No! Not the end of the story yet! As I said, this all occurred at the north end of the arena, and if you were a spectator on the hillside you would have to be looking away from the rodeo action inside the arena to witness this incident. However, a little old lady sitting in her lawn chair close to the north end of the hillside did see the wreck. Ronnie was bent over, hands on his knees and desperately trying to get air back in his lungs. The older lady got up out of her chair, tottered down the hill to Ronnie and started bawling him out for ‘teasing the bull.’
“That serves you right you dim-witted twit for teasing that bull and I oughta report you to the humane society!” she shouted at him.
Ronnie is trying to answer her but is still having too much trouble trying to breath.

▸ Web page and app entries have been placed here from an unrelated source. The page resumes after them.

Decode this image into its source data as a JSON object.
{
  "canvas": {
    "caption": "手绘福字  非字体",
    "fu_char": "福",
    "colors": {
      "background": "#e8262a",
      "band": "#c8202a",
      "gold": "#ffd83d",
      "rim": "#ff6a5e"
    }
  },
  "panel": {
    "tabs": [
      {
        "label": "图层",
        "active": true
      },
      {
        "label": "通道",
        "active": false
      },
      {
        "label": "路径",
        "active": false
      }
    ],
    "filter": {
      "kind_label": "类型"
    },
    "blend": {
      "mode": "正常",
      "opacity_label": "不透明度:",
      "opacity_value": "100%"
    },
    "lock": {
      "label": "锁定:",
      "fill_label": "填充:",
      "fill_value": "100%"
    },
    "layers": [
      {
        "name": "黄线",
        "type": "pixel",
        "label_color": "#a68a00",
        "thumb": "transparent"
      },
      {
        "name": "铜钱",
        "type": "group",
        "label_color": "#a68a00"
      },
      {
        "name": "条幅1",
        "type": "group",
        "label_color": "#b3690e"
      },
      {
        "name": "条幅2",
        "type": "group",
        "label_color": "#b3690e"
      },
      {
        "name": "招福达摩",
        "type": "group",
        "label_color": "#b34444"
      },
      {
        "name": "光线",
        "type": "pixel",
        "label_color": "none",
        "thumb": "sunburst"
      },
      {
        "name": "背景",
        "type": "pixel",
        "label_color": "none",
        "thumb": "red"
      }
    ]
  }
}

Ronnie recovers enough to utter; “I wasn’t teasin’ the bull.”
“Don’t sass me you cement headed idiot!” she counters back.
Ronnie, finally getting his air and voice back retaliates, “You heard me you old hide!”
“That serves you right you dim-witted twit for teasing that bull and I oughta report you to the humane society!” she shouted at him.– Little old Lady
I’ve often thought of this day over the years and considered how absolutely crazy the scenario really was. There were hundreds of people at the rodeo. In order to get from one side of the arena to the other, you had to walk around either the north or south end of the arena. Anybody could have unknowingly been confronted by that bull, elderly people, women or children. Who does the bull find? The reining world champion bull rider who makes his living on exactly that kind of bull. The champion bull rider is not even entered in the rodeo and doesn’t step foot inside the arena on that day. He is only attending the rodeo that day to relax and to visit with friends. Ronnie told me later that it was the worse ‘hookin’ he’d ever taken over his whole rodeo career.
Bill Stovall and I don’t see each other very often, maybe every four or five years. But whenever we do, we have to laugh and talk about it all over again, as if it happened yesterday. We are the only two surviving witnesses. Ronnie Rossen was killed riding a bull at an old-timer’s rodeo in the early 1990’s… and the old lady…well, she could possibly be jetting around on her broom, looking out for animal welfare!